For the listing below, give the number of lines in which "변환합니다" occurs. Add nothing.

Data for processing —
========================

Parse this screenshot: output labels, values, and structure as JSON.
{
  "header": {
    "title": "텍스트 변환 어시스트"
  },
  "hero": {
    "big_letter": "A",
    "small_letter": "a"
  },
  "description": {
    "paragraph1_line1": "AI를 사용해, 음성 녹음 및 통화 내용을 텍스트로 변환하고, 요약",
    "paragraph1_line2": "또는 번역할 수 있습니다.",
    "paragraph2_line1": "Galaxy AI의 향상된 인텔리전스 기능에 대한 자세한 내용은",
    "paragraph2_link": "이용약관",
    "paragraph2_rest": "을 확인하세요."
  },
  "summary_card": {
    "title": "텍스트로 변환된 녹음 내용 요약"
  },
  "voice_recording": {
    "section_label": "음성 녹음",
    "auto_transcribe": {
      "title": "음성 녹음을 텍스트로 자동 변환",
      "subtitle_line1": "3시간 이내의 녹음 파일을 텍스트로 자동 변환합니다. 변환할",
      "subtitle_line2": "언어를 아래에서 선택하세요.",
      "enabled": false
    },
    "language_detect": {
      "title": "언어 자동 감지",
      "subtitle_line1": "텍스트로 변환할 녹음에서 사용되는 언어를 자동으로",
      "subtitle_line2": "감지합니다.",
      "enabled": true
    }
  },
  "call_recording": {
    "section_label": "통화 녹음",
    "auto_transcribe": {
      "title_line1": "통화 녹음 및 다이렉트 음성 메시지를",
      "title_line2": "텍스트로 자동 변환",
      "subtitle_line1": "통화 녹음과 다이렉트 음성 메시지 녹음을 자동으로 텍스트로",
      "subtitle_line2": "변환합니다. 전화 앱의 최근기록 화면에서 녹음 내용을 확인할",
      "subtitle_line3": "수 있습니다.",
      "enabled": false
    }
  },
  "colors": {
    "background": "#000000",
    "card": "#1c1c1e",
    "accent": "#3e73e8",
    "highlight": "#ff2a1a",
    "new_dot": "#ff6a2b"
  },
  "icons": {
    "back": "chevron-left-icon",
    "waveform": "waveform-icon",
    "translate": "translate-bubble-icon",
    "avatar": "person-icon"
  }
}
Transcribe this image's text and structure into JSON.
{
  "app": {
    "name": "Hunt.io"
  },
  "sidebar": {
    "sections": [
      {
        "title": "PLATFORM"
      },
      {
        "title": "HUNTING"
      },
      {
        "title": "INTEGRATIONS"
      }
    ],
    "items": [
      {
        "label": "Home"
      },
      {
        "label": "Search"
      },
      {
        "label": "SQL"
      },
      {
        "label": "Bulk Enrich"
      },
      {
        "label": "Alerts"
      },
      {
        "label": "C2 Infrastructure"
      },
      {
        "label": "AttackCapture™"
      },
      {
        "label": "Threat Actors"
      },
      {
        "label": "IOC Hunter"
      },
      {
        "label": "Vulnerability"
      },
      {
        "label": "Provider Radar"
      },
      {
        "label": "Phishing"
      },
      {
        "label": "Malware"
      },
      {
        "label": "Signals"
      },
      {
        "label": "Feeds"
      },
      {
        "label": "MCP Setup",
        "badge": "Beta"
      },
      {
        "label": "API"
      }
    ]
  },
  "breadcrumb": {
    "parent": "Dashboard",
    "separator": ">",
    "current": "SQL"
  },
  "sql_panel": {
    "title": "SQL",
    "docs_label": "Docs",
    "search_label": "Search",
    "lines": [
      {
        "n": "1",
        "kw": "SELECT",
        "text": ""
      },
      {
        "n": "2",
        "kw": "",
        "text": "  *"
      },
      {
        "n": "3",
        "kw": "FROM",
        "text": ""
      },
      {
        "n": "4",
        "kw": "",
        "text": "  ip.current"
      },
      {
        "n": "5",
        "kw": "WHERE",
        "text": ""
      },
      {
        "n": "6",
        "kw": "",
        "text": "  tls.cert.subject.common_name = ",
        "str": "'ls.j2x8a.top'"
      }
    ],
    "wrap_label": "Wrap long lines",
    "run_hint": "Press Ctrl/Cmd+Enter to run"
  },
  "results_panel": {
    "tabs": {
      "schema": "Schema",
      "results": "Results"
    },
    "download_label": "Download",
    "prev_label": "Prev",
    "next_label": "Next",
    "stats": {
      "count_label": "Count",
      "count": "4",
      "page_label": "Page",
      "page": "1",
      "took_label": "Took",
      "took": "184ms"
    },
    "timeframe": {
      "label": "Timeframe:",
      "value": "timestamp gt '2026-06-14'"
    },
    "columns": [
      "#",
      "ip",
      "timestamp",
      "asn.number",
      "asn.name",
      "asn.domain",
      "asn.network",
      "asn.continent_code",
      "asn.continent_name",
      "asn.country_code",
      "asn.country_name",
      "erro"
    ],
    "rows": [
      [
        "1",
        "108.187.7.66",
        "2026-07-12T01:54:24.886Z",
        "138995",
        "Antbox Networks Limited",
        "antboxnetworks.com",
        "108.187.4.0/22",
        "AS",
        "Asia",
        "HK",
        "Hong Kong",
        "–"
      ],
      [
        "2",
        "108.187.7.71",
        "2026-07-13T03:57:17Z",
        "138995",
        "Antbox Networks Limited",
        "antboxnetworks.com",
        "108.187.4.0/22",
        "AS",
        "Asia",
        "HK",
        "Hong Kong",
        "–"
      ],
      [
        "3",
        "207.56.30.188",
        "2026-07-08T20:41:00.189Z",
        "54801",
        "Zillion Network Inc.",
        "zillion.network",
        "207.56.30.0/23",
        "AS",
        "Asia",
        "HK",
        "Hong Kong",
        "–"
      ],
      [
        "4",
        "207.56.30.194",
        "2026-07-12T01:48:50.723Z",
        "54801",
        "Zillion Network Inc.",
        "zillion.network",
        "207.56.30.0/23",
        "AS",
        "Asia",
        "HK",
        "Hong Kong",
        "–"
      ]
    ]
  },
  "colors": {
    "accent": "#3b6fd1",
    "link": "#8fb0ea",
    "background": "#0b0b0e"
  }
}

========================

Result below — 2